Weather forecasts for persistently wet, cold conditions for parts of the Midwest sent corn futures soaring Monday, with the expiring May future reaching its daily limit. Prices rose farther overnight in the wake of the afternoon crop condition report, since it indicated that planting of the 2013 U.S. crop is just 5% complete, whereas a result around 9% was expected. This reading is drastically below historical averages for late April. May corn rose 5.75 cents to $6.8975/bushel early Tuesday morning, while December climbed 5.25 cent to $5.6475.
The ongoing slowdown in corn plantings is not necessarily supportive of the soybean price outlook, since acreage that does not get planted to corn will probably go into beans. However, spillover strength from the corn pit apparently boosted soybean futures Monday, as did persistently tight old crop supplies here in the U.S. Talk of strong Chinese demand for old-crop American beans also supported futures Monday night. May soybeans jumped 13.25 cents to $14.85/bushel in pre-dawn Tuesday trading, while May soyoil bounced 0.09 cents to 49.55 cents/pound and May soybean meal added $5.0 to $436.4/ton.

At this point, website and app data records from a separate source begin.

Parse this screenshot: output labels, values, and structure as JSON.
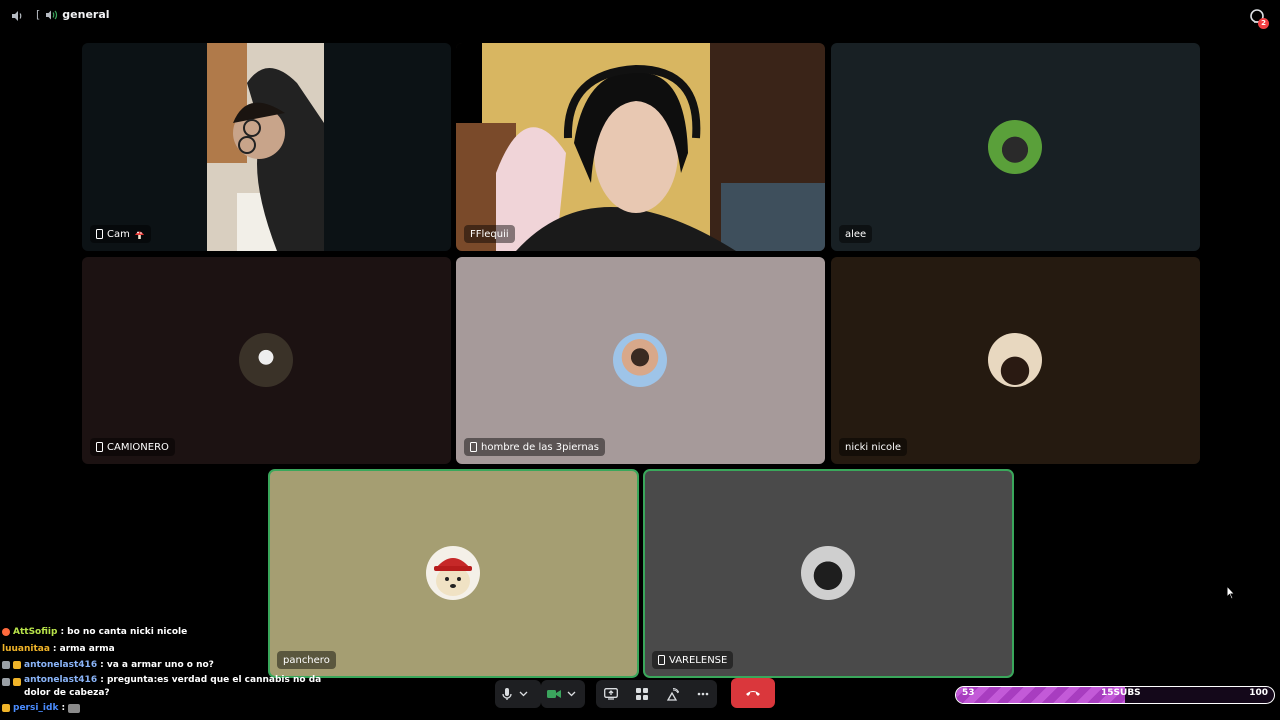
{
  "topbar": {
    "channel": "general",
    "open_bracket": "[",
    "inbox_badge": "2"
  },
  "tiles": [
    {
      "name": "Cam",
      "suffix_icon": "mushroom-icon",
      "mobile": true,
      "kind": "video",
      "bg": "#0c1215"
    },
    {
      "name": "FFlequii",
      "mobile": false,
      "kind": "video",
      "bg": "#2b2015"
    },
    {
      "name": "alee",
      "mobile": false,
      "kind": "avatar",
      "bg": "#182024"
    },
    {
      "name": "CAMIONERO",
      "mobile": true,
      "kind": "avatar",
      "bg": "#1c1212"
    },
    {
      "name": "hombre de las 3piernas",
      "mobile": true,
      "kind": "avatar",
      "bg": "#a69a9a"
    },
    {
      "name": "nicki nicole",
      "mobile": false,
      "kind": "avatar",
      "bg": "#251a10"
    },
    {
      "name": "panchero",
      "mobile": false,
      "kind": "avatar",
      "bg": "#a59e72",
      "speaking": true
    },
    {
      "name": "VARELENSE",
      "mobile": true,
      "kind": "avatar",
      "bg": "#4a4a4a",
      "speaking": true
    }
  ],
  "chat": [
    {
      "user": "AttSofiip",
      "user_color": "#b8e34a",
      "text": ": bo no canta nicki nicole",
      "badges": [
        "#ff6a3d"
      ]
    },
    {
      "user": "luuanitaa",
      "user_color": "#f0b429",
      "text": ": arma arma",
      "badges": []
    },
    {
      "user": "antonelast416",
      "user_color": "#8ab4f8",
      "text": ": va a armar uno o no?",
      "badges": [
        "#9aa0a6",
        "#f0b429"
      ]
    },
    {
      "user": "antonelast416",
      "user_color": "#8ab4f8",
      "text": ": pregunta:es verdad que el cannabis no da dolor de cabeza?",
      "badges": [
        "#9aa0a6",
        "#f0b429"
      ]
    },
    {
      "user": "persi_idk",
      "user_color": "#4a8cff",
      "text": ":",
      "badges": [
        "#f0b429"
      ],
      "emote": "cat-emote"
    }
  ],
  "controls": {
    "mic": "microphone-icon",
    "camera": "camera-icon",
    "share": "screen-share-icon",
    "activities": "activities-icon",
    "soundboard": "soundboard-icon",
    "more": "more-icon",
    "leave": "hang-up-icon"
  },
  "subgoal": {
    "current": "53",
    "label": "15SUBS",
    "target": "100",
    "progress": 0.53,
    "fill_color": "#c35ad8"
  }
}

Bullish spillover from the corn market as well as talk of frost damage to the winter wheat crop and badly delayed spring wheat plantings boosted the wheat markets substantially Monday. Futures could see more of the same today, especially if the ongoing Wheat Quality Council tour confirms recent frost damage. However, news that the Indian government may be willing to lower its asking price in order to push 5.0 million tonnes of its huge domestic stockpile onto the global market seemed to stifle rally attempts in early Tuesday trading. May CBOT wheat futures were unchanged at $7.0975/bushel in the early hours of Tuesday morning, while May KCBT wheat climbed 3.75 cents to $7.845, whereas May MGE futures were also unchanged at $8.3175.
Cattle futures ended Monday narrowly mixed, then did little better overnight. The lack of concerted gains has to be disappointing bulls, since they continue anticipating a sizeable early-May surge in cash cattle and wholesale beef prices. Beef cutout values did jump Monday, so the lack of bullish follow-through at the CME is rather worrying. June cattle edged just 0.10 cents higher to 122.65 cents/pound early Tuesday morning, while December declined 0.05 cents to 128.02. Feeder cattle futures continued their grain-driven decline, with the May contract falling 0.42 cents to 140.00 cents/pound overnight and August tumbling 0.52 cents to 149.35.
Hog traders also had to be disappointed by the Monday CME performance, when swine futures dipped despite supportive cash and wholesale developments. Chicago prices were mixed to higher Monday night. The fact that the spring and summer contracts are already trading at substantial premiums over cash values probably explains bullish struggles to push them even higher. May hog futures gained 0.20 cents to 89.50 cents/pound in early Tuesday morning action, while the June contract inched up 0.15 cents to 92.30.